Now select a single vertex in the middle of the grid, turn on proportional editing (if it isn't already) and change the mode to "Random" like this:



Now we'll drag that vertex up a little bit, but change the size of proportional editing to encompass the entire grid until it looks like it's full of waves.




Now it's ready to add clouds! We can do one of two things for clouds: either create and place each cloud individually, or make them part of a particle system (what I'll be covering). So for our cloud we'll start with an icosphere with one subdivision.



Add other icospheres in edit mode and scale them until you have something cloud-ish.



Now we'll hide our cloud underneath the landscape and add a plane scaled to 8 above everything.



Now for the particle system! Don't be afraid, it's not anywhere near as bad as blender internal's particle system. Click the plus under the particle system tab to begin.



First we'll change the name to "Clouds", settings name to "Cloud settings", and the type to "Hair". You can change the emission number to suit the amount of cloud cover you want.



Your plane should now have hair:



Next, under render we'll change the button labeled "Path" to "Object", change "Dupli Object:" to whatever object represents the cloud we created. Set size accordingly, and put random size to about 0.650 like this:



Our clouds are there! However…



You'll notice our clouds are rotated, to fix this we'll have to select the original cloud, enter edit mode, and rotate the whole thing until the copies are corrected. Now we have properly oriented clouds, that means they're done!

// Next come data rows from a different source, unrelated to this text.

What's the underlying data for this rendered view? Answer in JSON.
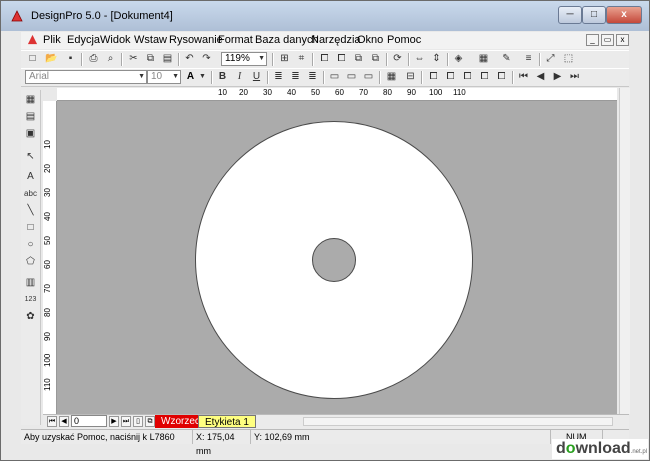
{
  "window": {
    "title": "DesignPro 5.0 - [Dokument4]",
    "buttons": {
      "minimize": "─",
      "maximize": "□",
      "close": "x"
    },
    "mdi_buttons": {
      "minimize": "_",
      "restore": "▭",
      "close": "x"
    }
  },
  "menu": [
    "Plik",
    "Edycja",
    "Widok",
    "Wstaw",
    "Rysowanie",
    "Format",
    "Baza danych",
    "Narzędzia",
    "Okno",
    "Pomoc"
  ],
  "toolbar": {
    "zoom": "119%",
    "font_name": "Arial",
    "font_size": "10",
    "bold": "B",
    "italic": "I",
    "underline": "U",
    "font_color": "A"
  },
  "ruler": {
    "h_labels": [
      "10",
      "20",
      "30",
      "40",
      "50",
      "60",
      "70",
      "80",
      "90",
      "100",
      "110"
    ],
    "v_labels": [
      "10",
      "20",
      "30",
      "40",
      "50",
      "60",
      "70",
      "80",
      "90",
      "100",
      "110"
    ]
  },
  "navigation": {
    "page_value": "0",
    "tabs": [
      "Wzorzec",
      "Etykieta 1"
    ]
  },
  "status": {
    "help": "Aby uzyskać Pomoc, naciśnij k",
    "code": "L7860",
    "x": "X: 175,04 mm",
    "y": "Y: 102,69 mm",
    "num": "NUM"
  },
  "watermark": {
    "d": "d",
    "o": "o",
    "rest": "wnload",
    "suffix": ".net.pl"
  },
  "colors": {
    "canvas": "#ababab",
    "master_tab": "#e00000",
    "label_tab": "#ffff80"
  }
}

On to materials, this part doesn't need any screenshots because it's pretty basic. The only challenge is getting colors that look good together and under the light. All the colors are simple diffuse shaders accept the clouds, for this is the color scheme:



This is the simple cloud set up (the parent plane is a pure white transparent shader):



For the sky we'll go under the world tab, and under "Surface" click "Use nodes" and change to the desired sky color. Next we'll add a new "Sun" lamp, change the color to a bright shade, set the "Strength" to around 10, and position it to get the right shadows. Switching the viewport shading to "Rendered" should look something like this:



To make the shadows sharper we may want to make the "Size" under the sun's "Lamp" options a bit bigger or smaller.



We're so close now, Try to find a good camera angle:



Now select the camera, and under "Depth of Field" play with the distance and size until you get a good focus. "Distance" is how far in front of the camera it's trying to focus, and "Size" is the area around the point of focus that will be in focus. You may have something like this soon:



And now we render!

Remember, this scene is far from perfect. There is plenty of tweaking colors, light, focus, positions, and so on. If you desire, you can add a background landscape, more clouds, transparent water anything you want. It just has to match the mood. Here's the blend file in case you want to check out the full set up.

Well, I guess the tutorial is done, so Cheers!

In the beginning there were cats...

Just testing a bit...

Lorem ipsum dolor sit amet, consectetuer adipiscing elit, sed diam nonummy nibh euismod tincidunt ut laoreet dolore magna aliquam erat volutpat. Ut wisi enim ad minim veniam, quis nostrud exerci tation ullamcorper suscipit lobortis nisl ut aliquip ex ea commodo consequat. Duis autem vel eum iriure dolor in hendrerit in vulputate velit esse molestie consequat, vel illum dolore eu feugiat nulla facilisis at vero eros et accumsan et iusto odio dignissim qui blandit praesent luptatum zzril delenit augue duis dolore te feugait nulla facilisi. Nam liber tempor cum soluta nobis eleifend option congue nihil imperdiet doming id quod mazim placerat facer possim assum. Typi non habent claritatem insitam; est usus legentis in iis qui facit eorum claritatem. Investigationes demonstraverunt lectores legere me lius quod ii legunt saepius. Claritas est etiam processus dynamicus, qui sequitur mutationem consuetudium lectorum. Mirum est notare quam littera gothica, quam nunc putamus parum claram, anteposuerit litterarum formas humanitatis per seacula quarta decima et quinta decima. Eodem modo typi, qui nunc nobis videntur parum clari, fiant sollemnes in futurum.